Tsipras’s Syriza party and the Independent Greeks announced plans for an anti-austerity coalition in Athens on Monday after Syriza won an emphatic election victory by harnessing a public backlash against years of job losses and hardship. In a post- election speech, Tsipras said his priority is “for Greece and its people to regain their lost dignity.”
The Independent Greeks will support Syriza in a vote of confidence once Parliament reconvenes on Feb. 5, party leader Panos Kammenos told reporters after holding talks with Tsipras. As the Syriza leader met with President Karolos Papoulias to take over the reins of Europe’s most indebted country, euro-area finance ministers were gathering in Brussels to discuss Greece and the future of its bailout program.
“As of this moment there’s a government in Greece,” said Kammenos, a former shipping minister before the debt crisis who defected from outgoing Prime Minister Antonis Samaras’s New Democracy to form Independent Greeks in February 2012.
Greece’s program of austerity was in return for pledges of €240 billion ($270 billion) in aid since May 2010. The challenge for Tsipras, 40, now is to come good on his election pledges, including a writedown of Greek debt, while persuading creditors from the European Central Bank, the International Monetary Fund and the European Commission to keep aid flowing.
Germany’s position, as Europe’s paymaster and the biggest country contributor to the bailouts, will be key.
Its stance on the need for Greece to uphold its commitments “is no different than before the election,” Steffen Seibert, Chancellor Angela Merkel’s chief spokesman, told reporters in Berlin. “The German government -- and that naturally includes the chancellor -- is offering to work with the new government. We have an interest in a very good, friendly Greek-German relationship.”
While Greek stocks and bonds fell, the euro climbed for the first time in three days against the dollar as investors concluded that a Greek exit from the single currency zone was less likely. The European Central Bank’s new bond-buying plan sheltered the region’s debt markets from any potential contagion, with yields on equivalent government debt from Portugal to Ireland little changed or edging lower.
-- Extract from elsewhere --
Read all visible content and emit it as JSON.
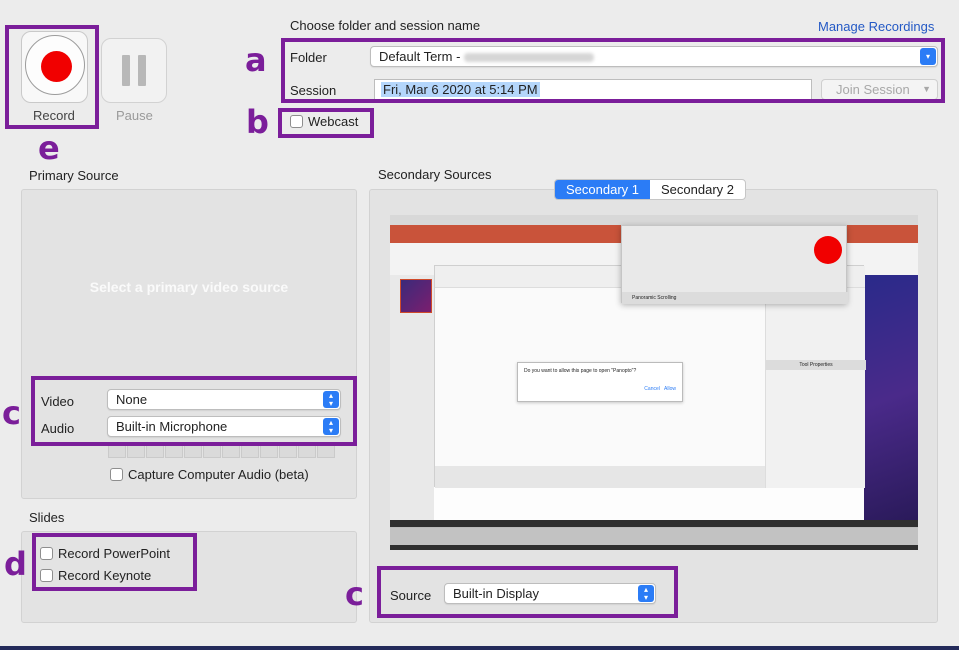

The ECB’s announcement of quantative easing three days before Syriza’s win “provides a much-needed counterweight to post-election uncertainty in Greece,” said Nicholas Spiro, the managing director of Spiro Sovereign Strategy. “From a peripheral debt market perspective, Syriza’s convincing victory is, for the time being, a non-event. Yet investors would be well advised to start connecting the political dots.”
Even as the European Commission said it too was ready to engage with the new Greek government, the tenor of Syriza’s coalition partner suggests compromise may be hard to achieve.
Kammenos said as recently as last week that Greek debt should be audited and its “odious” part written down, whether creditors like it or not. Europe, he said, is being governed by “German neo-Nazis.”
“In terms of social issues, foreign affairs, civil liberties, we are chalk and cheese,” Yanis Varoufakis, an economist and Syriza lawmaker who is tipped as a potential Greek finance minister, said in an interview with Bloomberg Television. “What we are hoping for is that the number one issue that concerns the nation and Europe at the moment is one where the Independent Greeks are going to, if not be fully supportive of our stance, at least they will not undermine it.”
According to Vincenzo Scarpetta, a political analyst at the London-based Open Europe research group, political stability in Greece will be in short supply, leaving the medium-term outlook “far from clear.”
Investors must now wait for Tsipras to spell out how he plans to negotiate Greece’s future financing needs. An extension of the current euro area-backed bailout program expires at the end of February, with Greece projected to run out of money by July at the latest.
For Syriza’s Varoufakis, Greece’s bailout wasn’t a rescue but “a vicious cycle,” that patently hasn’t worked. “We want to sit down with our colleagues in Europe and find a mutually beneficial agreement,” he said.